» Work instructions
Identify all lines below that hold "name" and collect them.

========

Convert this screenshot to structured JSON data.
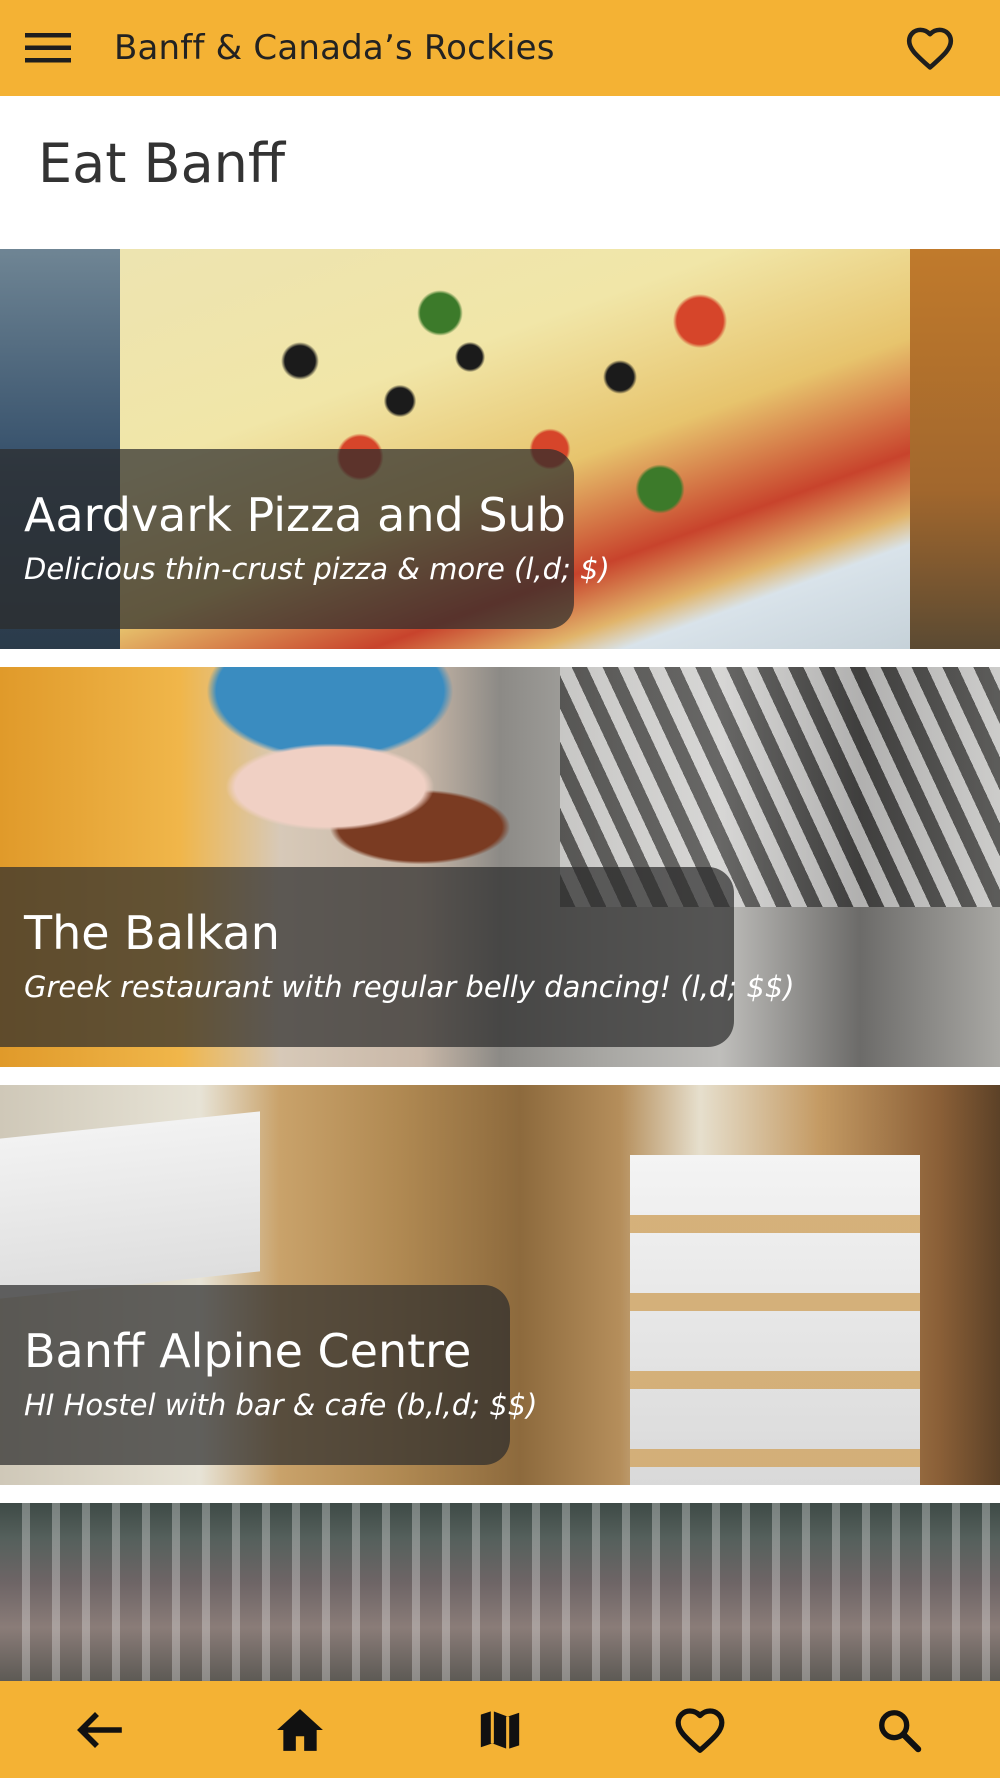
{
  "header": {
    "app_title": "Banff & Canada’s Rockies",
    "menu_icon": "hamburger-menu-icon",
    "favorite_icon": "heart-outline-icon"
  },
  "page": {
    "title": "Eat Banff"
  },
  "cards": [
    {
      "name": "Aardvark Pizza and Sub",
      "description": "Delicious thin-crust pizza & more (l,d; $)"
    },
    {
      "name": "The Balkan",
      "description": "Greek restaurant with regular belly dancing! (l,d; $$)"
    },
    {
      "name": "Banff Alpine Centre",
      "description": "HI Hostel with bar & cafe (b,l,d; $$)"
    },
    {
      "name": "",
      "description": ""
    }
  ],
  "bottom_nav": {
    "items": [
      {
        "icon": "back-arrow-icon"
      },
      {
        "icon": "home-icon"
      },
      {
        "icon": "map-icon"
      },
      {
        "icon": "favorites-heart-icon"
      },
      {
        "icon": "search-icon"
      }
    ]
  },
  "colors": {
    "accent": "#F4B234",
    "caption_background": "rgba(45,45,45,0.72)",
    "text_dark": "#222222"
  }
}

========

» Reply
      "name": "Aardvark Pizza and Sub",
      "name": "The Balkan",
      "name": "Banff Alpine Centre",
      "name": "",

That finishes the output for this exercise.